Being alone, one can start to lose ...
Human beings form social circles averaging to 150 individuals; this is called the Dunbar’s Number.
A lack of people around us can actually make our brain shrink. The region known for formation of new memories, called the 'dentate gyrus', reduces in size if there is no human interaction. There is also a reduction in spatial processing (locating objects in a given space) and focus.
Positive solitude is a state of being alone without being lonely, in a contented manner.
Loneliness, on the other hand, is isolation with a hunger for social contact, something that distorts one’s perceptions, damaging the ability to interact in a normal way with others. It also lowers one’s self-esteem leading to a loneliness loop, characterized by social withdrawal and depression.
The basic rules that we need to apply:
Hanlon’s razor is a potent mental model which can be used in any situation where our first instinct is a negative assumption. Any wrong hypothesis related to the bad intentions of others is counterproductive and can play havoc in our lives.
Fear has the tendency to divide and isolate us, to shrink us to a tiny version of ourselves.

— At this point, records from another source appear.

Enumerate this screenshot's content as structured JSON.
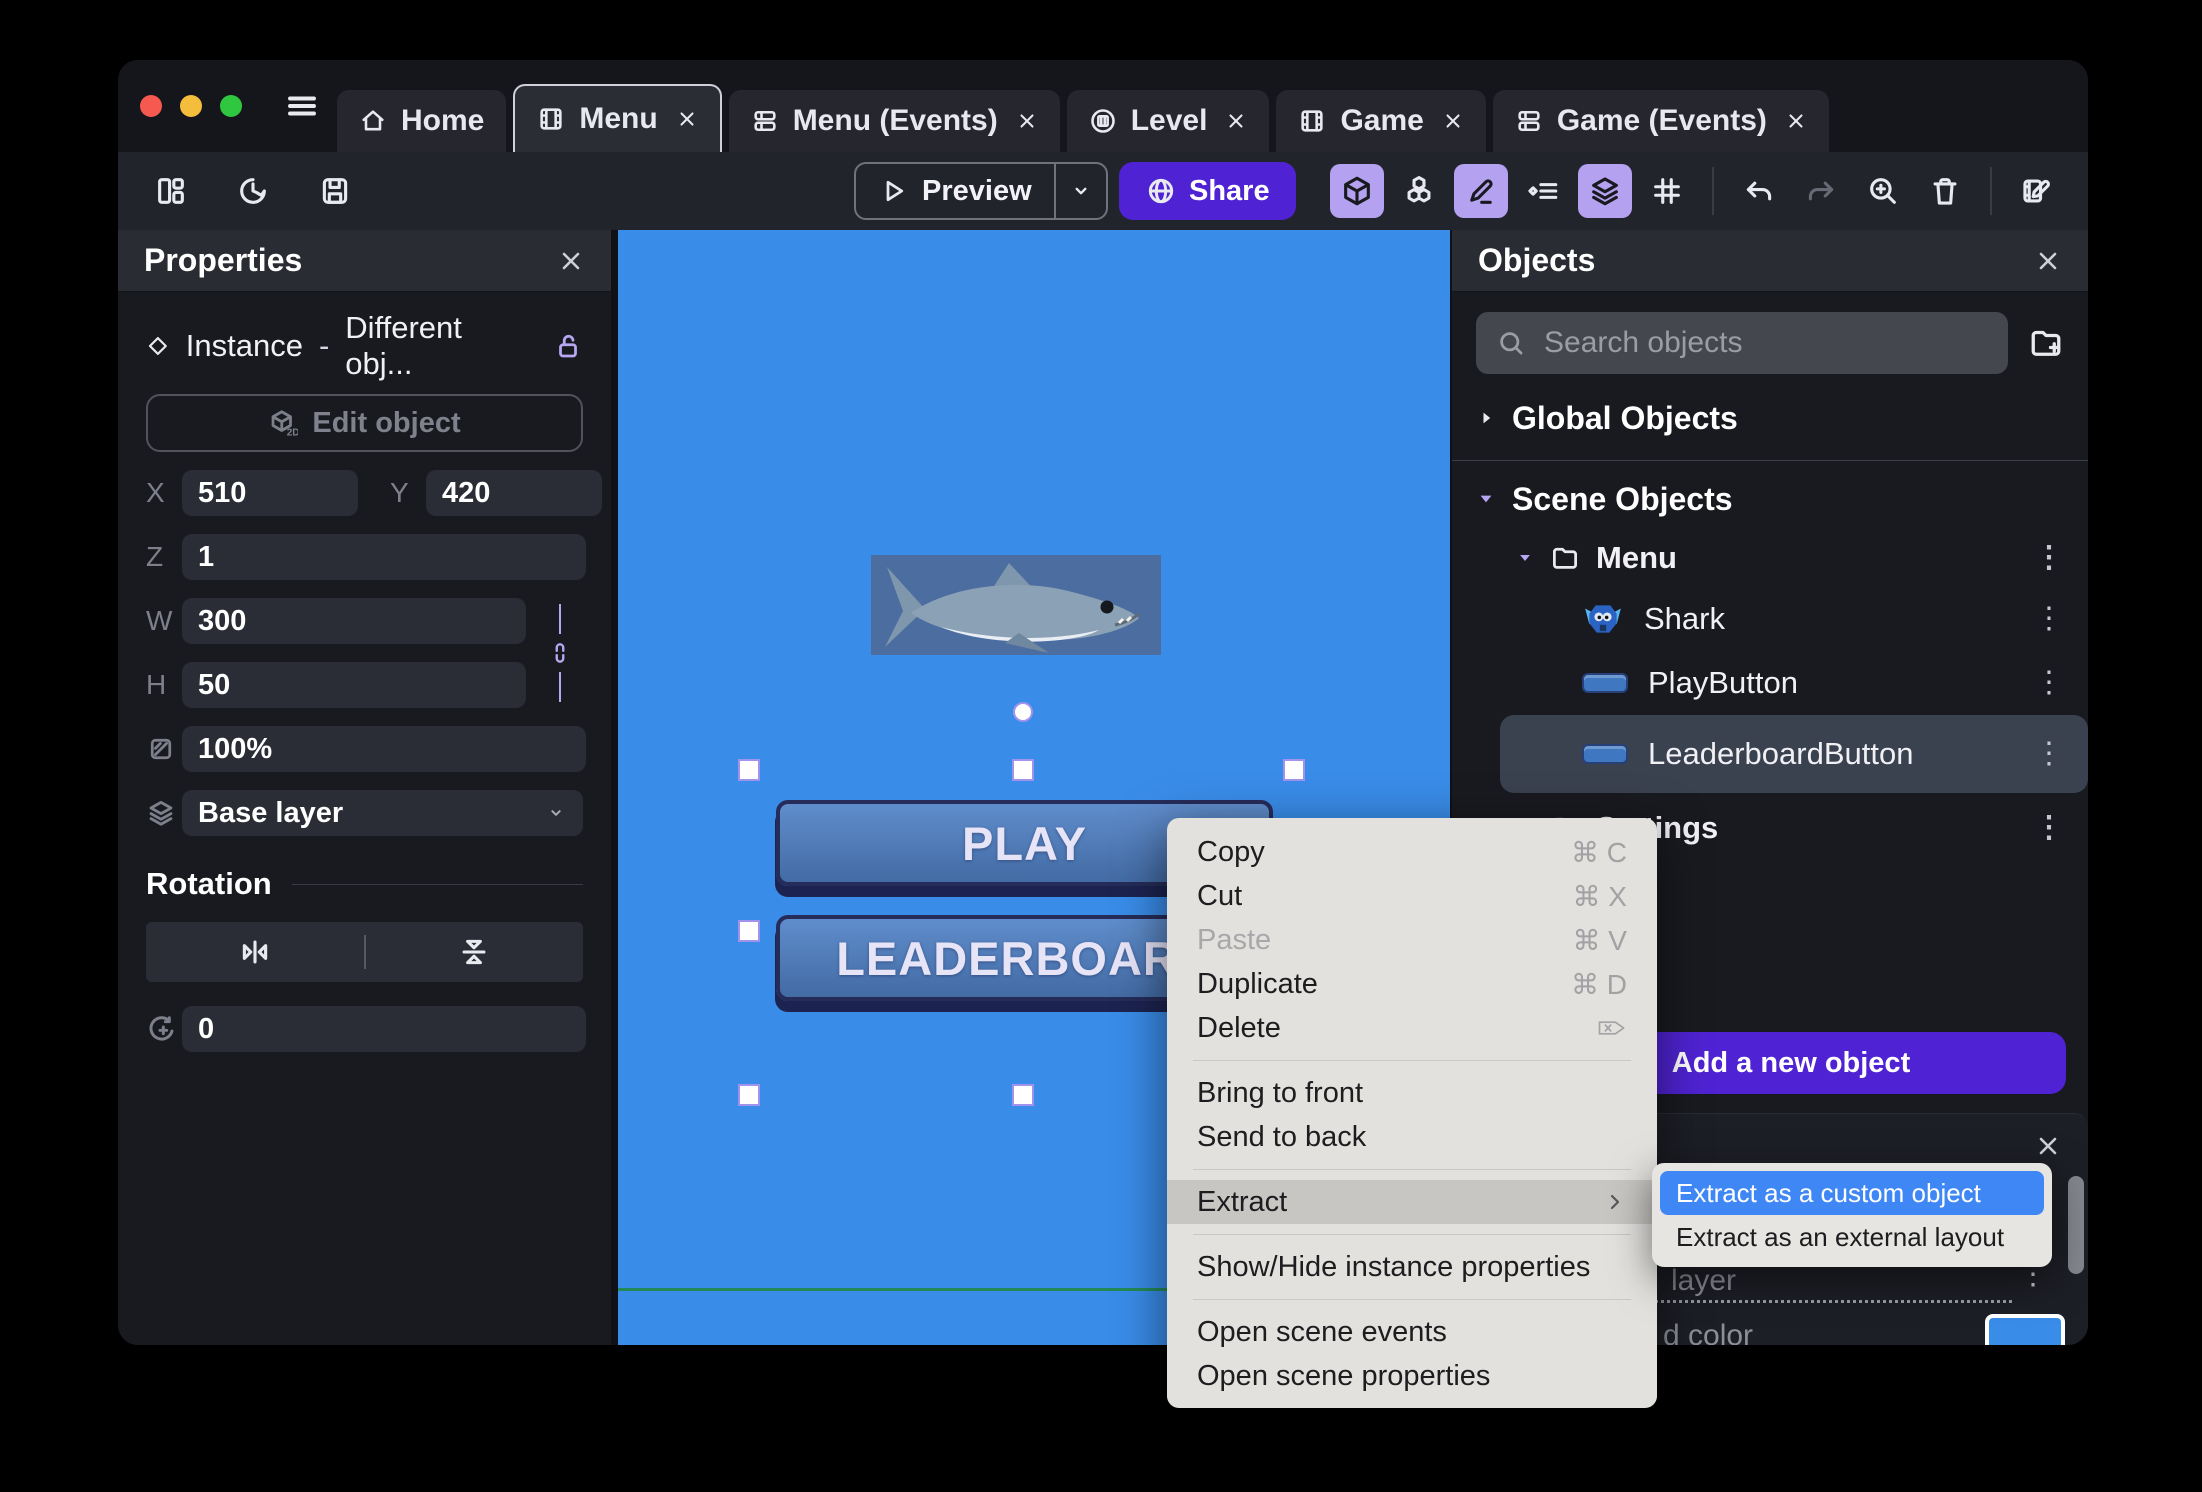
{
  "colors": {
    "accent_purple": "#4F23D3",
    "toolbar_highlight_lavender": "#B4A2F0",
    "canvas_blue": "#398CE8",
    "game_button_blue": "#4A78BA",
    "submenu_selection_blue": "#3E87F5",
    "swatch_blue": "#398CE8",
    "traffic_red": "#F6594F",
    "traffic_yellow": "#F5BD3C",
    "traffic_green": "#30C740"
  },
  "titlebar": {
    "tabs": [
      {
        "label": "Home"
      },
      {
        "label": "Menu"
      },
      {
        "label": "Menu (Events)"
      },
      {
        "label": "Level"
      },
      {
        "label": "Game"
      },
      {
        "label": "Game (Events)"
      }
    ]
  },
  "toolbar": {
    "preview_label": "Preview",
    "share_label": "Share"
  },
  "properties_panel": {
    "title": "Properties",
    "selection_type": "Instance",
    "separator": "-",
    "selection_object": "Different obj...",
    "edit_object_label": "Edit object",
    "x_label": "X",
    "x_value": "510",
    "y_label": "Y",
    "y_value": "420",
    "z_label": "Z",
    "z_value": "1",
    "w_label": "W",
    "w_value": "300",
    "h_label": "H",
    "h_value": "50",
    "opacity_value": "100%",
    "layer_value": "Base layer",
    "rotation_title": "Rotation",
    "rotation_value": "0"
  },
  "canvas": {
    "background_color": "#398CE8",
    "play_label": "PLAY",
    "leaderboard_label": "LEADERBOARD"
  },
  "objects_panel": {
    "title": "Objects",
    "search_placeholder": "Search objects",
    "global_group_label": "Global Objects",
    "scene_group_label": "Scene Objects",
    "folders": [
      {
        "name": "Menu"
      },
      {
        "name": "Settings"
      }
    ],
    "objects": [
      {
        "name": "Shark"
      },
      {
        "name": "PlayButton"
      },
      {
        "name": "LeaderboardButton"
      }
    ],
    "add_object_label": "Add a new object"
  },
  "layers_panel": {
    "base_layer_fragment": "layer",
    "background_color_fragment": "d color",
    "swatch_color": "#398CE8"
  },
  "context_menu": {
    "items": [
      {
        "label": "Copy",
        "shortcut": "⌘ C"
      },
      {
        "label": "Cut",
        "shortcut": "⌘ X"
      },
      {
        "label": "Paste",
        "shortcut": "⌘ V"
      },
      {
        "label": "Duplicate",
        "shortcut": "⌘ D"
      },
      {
        "label": "Delete"
      },
      {
        "label": "Bring to front"
      },
      {
        "label": "Send to back"
      },
      {
        "label": "Extract"
      },
      {
        "label": "Show/Hide instance properties"
      },
      {
        "label": "Open scene events"
      },
      {
        "label": "Open scene properties"
      }
    ],
    "submenu_items": [
      {
        "label": "Extract as a custom object"
      },
      {
        "label": "Extract as an external layout"
      }
    ]
  }
}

Other negative emotions like jealousy, resentment, anger, bitterness and self-pity also have their roots in fear.
Some fear is good, like staying away from things or activities that can endanger us, but most fear is psychological and a false shadow inside our heads.